--- Data provided Enclosed Below ---

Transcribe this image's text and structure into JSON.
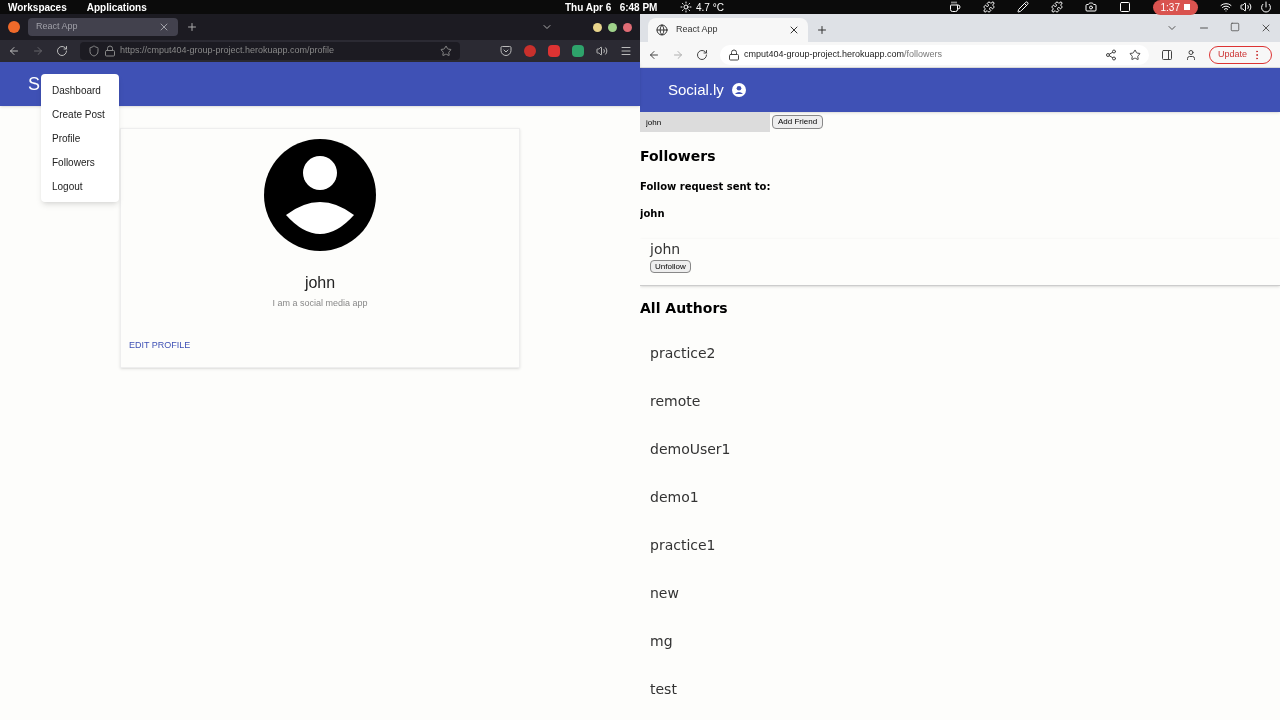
{
  "top_bar": {
    "workspaces": "Workspaces",
    "applications": "Applications",
    "clock": "Thu Apr 6   6:48 PM",
    "weather": "4.7 °C",
    "recording": "1:37"
  },
  "left_browser": {
    "tab": {
      "title": "React App"
    },
    "url": "https://cmput404-group-project.herokuapp.com/profile",
    "page": {
      "brand": "S",
      "menu": [
        "Dashboard",
        "Create Post",
        "Profile",
        "Followers",
        "Logout"
      ],
      "profile": {
        "name": "john",
        "bio": "I am a social media app",
        "edit": "EDIT PROFILE"
      }
    }
  },
  "right_browser": {
    "tab": {
      "title": "React App"
    },
    "url_host": "cmput404-group-project.herokuapp.com",
    "url_path": "/followers",
    "update": "Update",
    "page": {
      "brand": "Social.ly",
      "friend_input": {
        "value": "john"
      },
      "add_button": "Add Friend",
      "heading": "Followers",
      "request_label": "Follow request sent to:",
      "request_name": "john",
      "followers": [
        {
          "name": "john",
          "button": "Unfollow"
        }
      ],
      "authors_heading": "All Authors",
      "authors": [
        "practice2",
        "remote",
        "demoUser1",
        "demo1",
        "practice1",
        "new",
        "mg",
        "test"
      ]
    }
  }
}
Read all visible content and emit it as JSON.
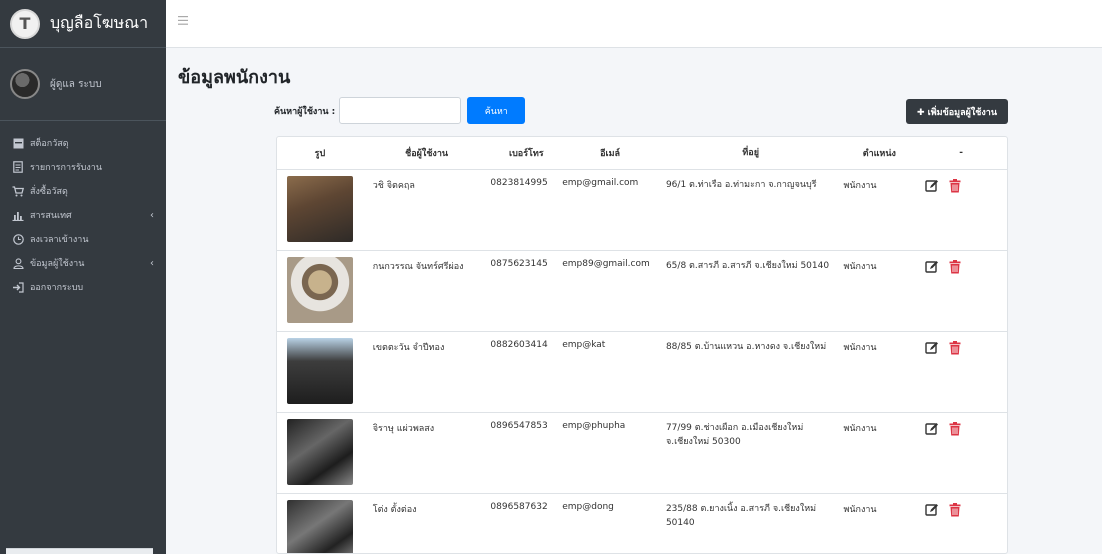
{
  "brand": {
    "title": "บุญลือโฆษณา",
    "logo_icon": "brand-logo-icon"
  },
  "user": {
    "name": "ผู้ดูแล ระบบ"
  },
  "sidebar": {
    "items": [
      {
        "label": "สต็อกวัสดุ",
        "icon": "box-icon",
        "arrow": ""
      },
      {
        "label": "รายการการรับงาน",
        "icon": "document-icon",
        "arrow": ""
      },
      {
        "label": "สั่งซื้อวัสดุ",
        "icon": "cart-icon",
        "arrow": ""
      },
      {
        "label": "สารสนเทศ",
        "icon": "chart-icon",
        "arrow": "‹"
      },
      {
        "label": "ลงเวลาเข้างาน",
        "icon": "clock-icon",
        "arrow": ""
      },
      {
        "label": "ข้อมูลผู้ใช้งาน",
        "icon": "user-icon",
        "arrow": "‹"
      },
      {
        "label": "ออกจากระบบ",
        "icon": "logout-icon",
        "arrow": ""
      }
    ]
  },
  "page": {
    "title": "ข้อมูลพนักงาน"
  },
  "search": {
    "label": "ค้นหาผู้ใช้งาน :",
    "value": "",
    "placeholder": "",
    "button": "ค้นหา"
  },
  "add_button": {
    "label": "✚ เพิ่มข้อมูลผู้ใช้งาน"
  },
  "table": {
    "headers": [
      "รูป",
      "ชื่อผู้ใช้งาน",
      "เบอร์โทร",
      "อีเมล์",
      "ที่อยู่",
      "ตำแหน่ง",
      "-"
    ],
    "rows": [
      {
        "name": "วชิ จิตคฤล",
        "phone": "0823814995",
        "email": "emp@gmail.com",
        "address": "96/1 ต.ท่าเรือ อ.ท่ามะกา จ.กาญจนบุรี",
        "position": "พนักงาน"
      },
      {
        "name": "กนกวรรณ จันทร์ศรีผ่อง",
        "phone": "0875623145",
        "email": "emp89@gmail.com",
        "address": "65/8 ต.สารภี อ.สารภี จ.เชียงใหม่ 50140",
        "position": "พนักงาน"
      },
      {
        "name": "เขตตะวัน จำปีทอง",
        "phone": "0882603414",
        "email": "emp@kat",
        "address": "88/85 ต.บ้านแหวน อ.หางดง จ.เชียงใหม่",
        "position": "พนักงาน"
      },
      {
        "name": "จิราษุ แผ่วพลสง",
        "phone": "0896547853",
        "email": "emp@phupha",
        "address": "77/99 ต.ช่างเผือก อ.เมืองเชียงใหม่ จ.เชียงใหม่ 50300",
        "position": "พนักงาน"
      },
      {
        "name": "โต่ง ตั้งต่อง",
        "phone": "0896587632",
        "email": "emp@dong",
        "address": "235/88 ต.ยางเนิ้ง อ.สารภี จ.เชียงใหม่ 50140",
        "position": "พนักงาน"
      }
    ]
  },
  "colors": {
    "sidebar": "#343a40",
    "primary": "#007bff",
    "dark_button": "#343a40",
    "delete": "#dc3545"
  }
}
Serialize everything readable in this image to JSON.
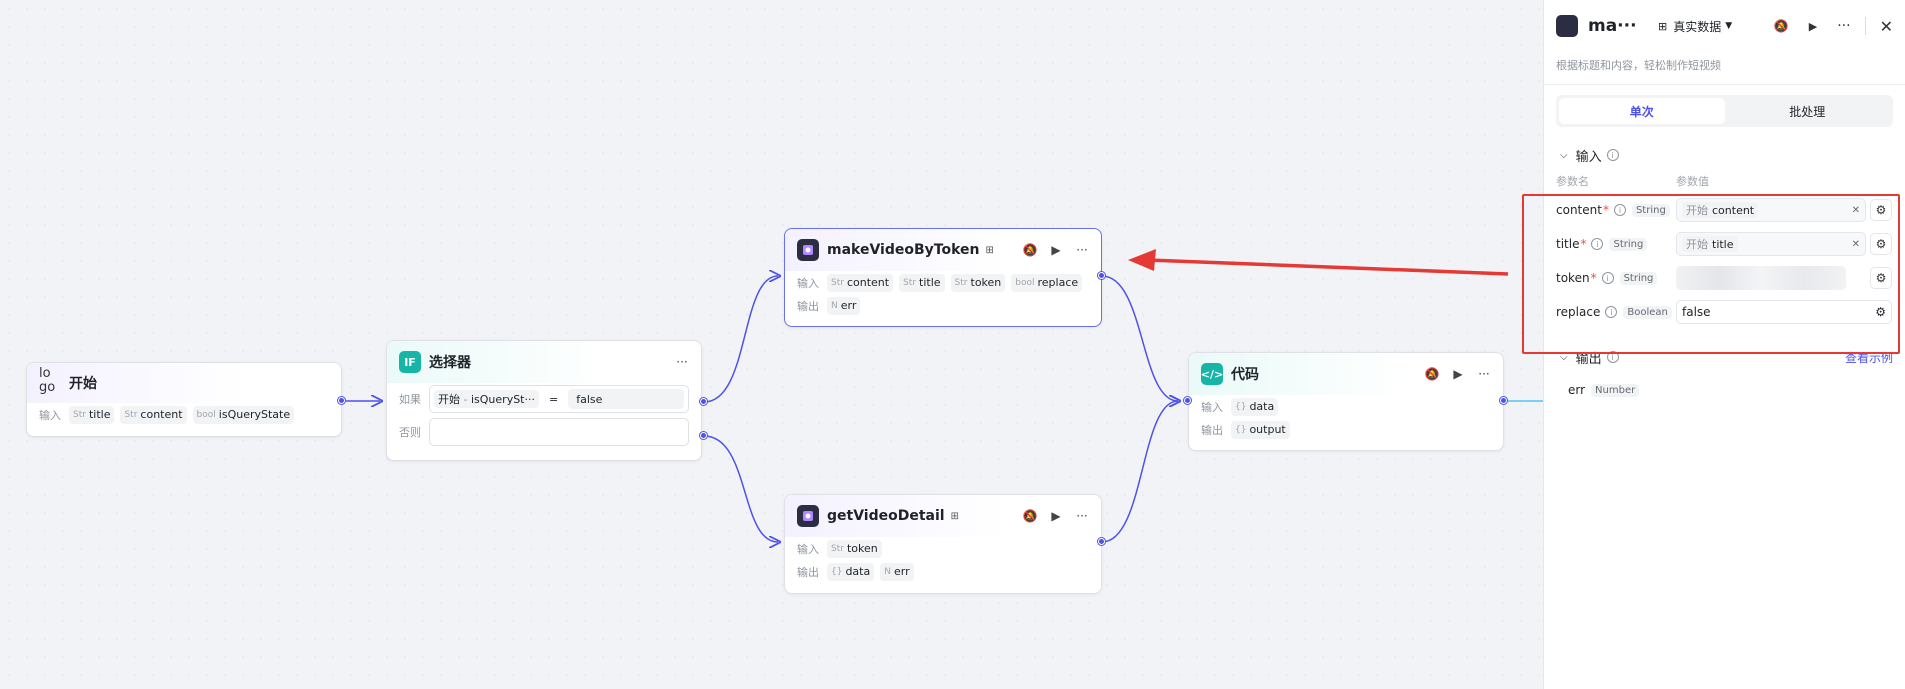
{
  "nodes": {
    "start": {
      "title": "开始",
      "broken_img_alt": "lo go",
      "input_label": "输入",
      "inputs": [
        {
          "type": "Str",
          "name": "title"
        },
        {
          "type": "Str",
          "name": "content"
        },
        {
          "type": "bool",
          "name": "isQueryState"
        }
      ]
    },
    "selector": {
      "title": "选择器",
      "icon_text": "IF",
      "if_label": "如果",
      "else_label": "否则",
      "condition": {
        "source": "开始",
        "sep": "-",
        "var": "isQuerySt···",
        "op": "=",
        "value": "false"
      }
    },
    "makeVideo": {
      "title": "makeVideoByToken",
      "input_label": "输入",
      "output_label": "输出",
      "inputs": [
        {
          "type": "Str",
          "name": "content"
        },
        {
          "type": "Str",
          "name": "title"
        },
        {
          "type": "Str",
          "name": "token"
        },
        {
          "type": "bool",
          "name": "replace"
        }
      ],
      "outputs": [
        {
          "type": "N",
          "name": "err"
        }
      ]
    },
    "getVideo": {
      "title": "getVideoDetail",
      "input_label": "输入",
      "output_label": "输出",
      "inputs": [
        {
          "type": "Str",
          "name": "token"
        }
      ],
      "outputs": [
        {
          "type": "{}",
          "name": "data"
        },
        {
          "type": "N",
          "name": "err"
        }
      ]
    },
    "code": {
      "title": "代码",
      "input_label": "输入",
      "output_label": "输出",
      "inputs": [
        {
          "type": "{}",
          "name": "data"
        }
      ],
      "outputs": [
        {
          "type": "{}",
          "name": "output"
        }
      ]
    }
  },
  "panel": {
    "title": "ma···",
    "mode": "真实数据",
    "description": "根据标题和内容，轻松制作短视频",
    "tabs": [
      "单次",
      "批处理"
    ],
    "input_section": "输入",
    "col_name": "参数名",
    "col_value": "参数值",
    "params": [
      {
        "name": "content",
        "required": true,
        "type": "String",
        "ref_src": "开始",
        "ref_name": "content"
      },
      {
        "name": "title",
        "required": true,
        "type": "String",
        "ref_src": "开始",
        "ref_name": "title"
      },
      {
        "name": "token",
        "required": true,
        "type": "String",
        "ref_src": "",
        "ref_name": ""
      },
      {
        "name": "replace",
        "required": false,
        "type": "Boolean",
        "value": "false"
      }
    ],
    "output_section": "输出",
    "view_example": "查看示例",
    "outputs": [
      {
        "name": "err",
        "type": "Number"
      }
    ]
  },
  "colors": {
    "accent": "#4d53e8",
    "annotation": "#e53935",
    "teal": "#17b5a6"
  }
}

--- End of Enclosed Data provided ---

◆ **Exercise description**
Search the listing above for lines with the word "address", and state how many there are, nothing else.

◆ **Solution for this exercise**
5